### Task details
A precise copy of the data is required, with every picture left out.

### Data for the task
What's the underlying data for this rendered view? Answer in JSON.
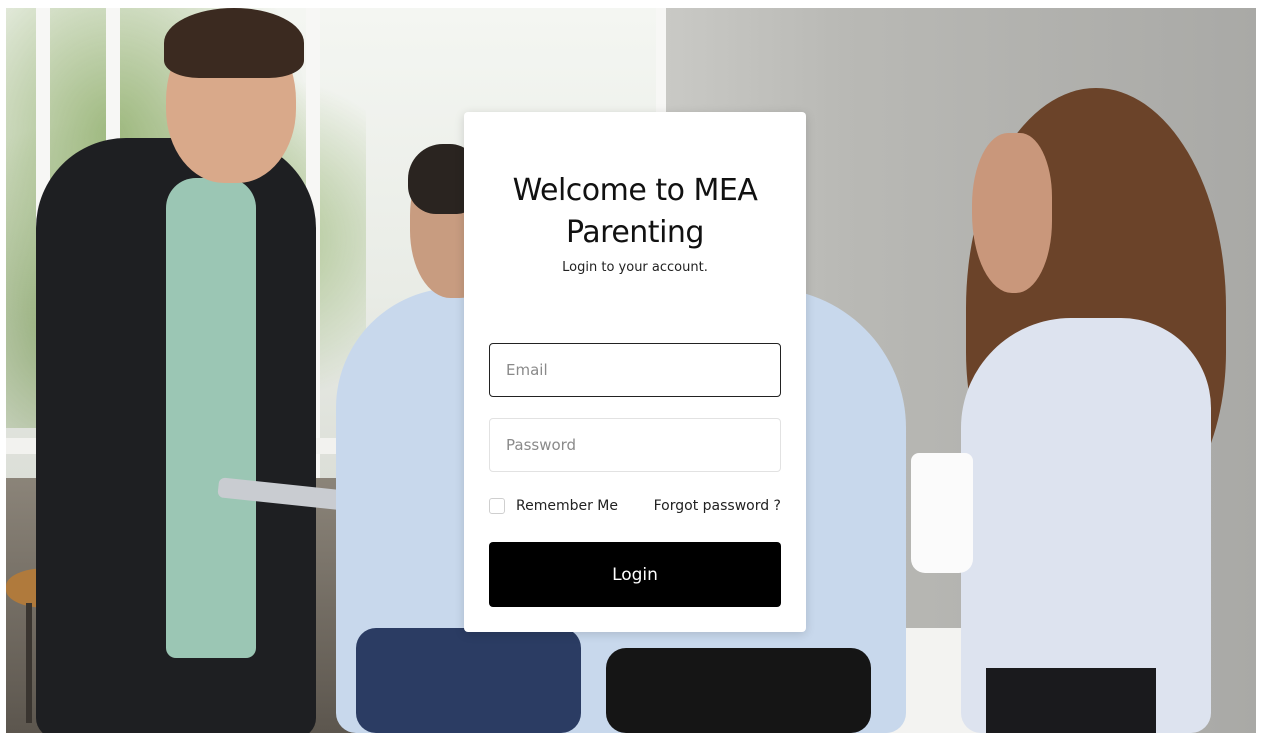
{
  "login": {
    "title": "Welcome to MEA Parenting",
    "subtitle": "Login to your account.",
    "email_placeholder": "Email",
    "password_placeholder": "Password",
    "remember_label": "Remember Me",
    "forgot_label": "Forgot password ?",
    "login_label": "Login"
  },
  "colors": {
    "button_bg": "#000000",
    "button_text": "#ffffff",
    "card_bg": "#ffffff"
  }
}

### Answer to the problem
What's the underlying data for this rendered view? Answer in JSON.
{
  "login": {
    "title": "Welcome to MEA Parenting",
    "subtitle": "Login to your account.",
    "email_placeholder": "Email",
    "password_placeholder": "Password",
    "remember_label": "Remember Me",
    "forgot_label": "Forgot password ?",
    "login_label": "Login"
  },
  "colors": {
    "button_bg": "#000000",
    "button_text": "#ffffff",
    "card_bg": "#ffffff"
  }
}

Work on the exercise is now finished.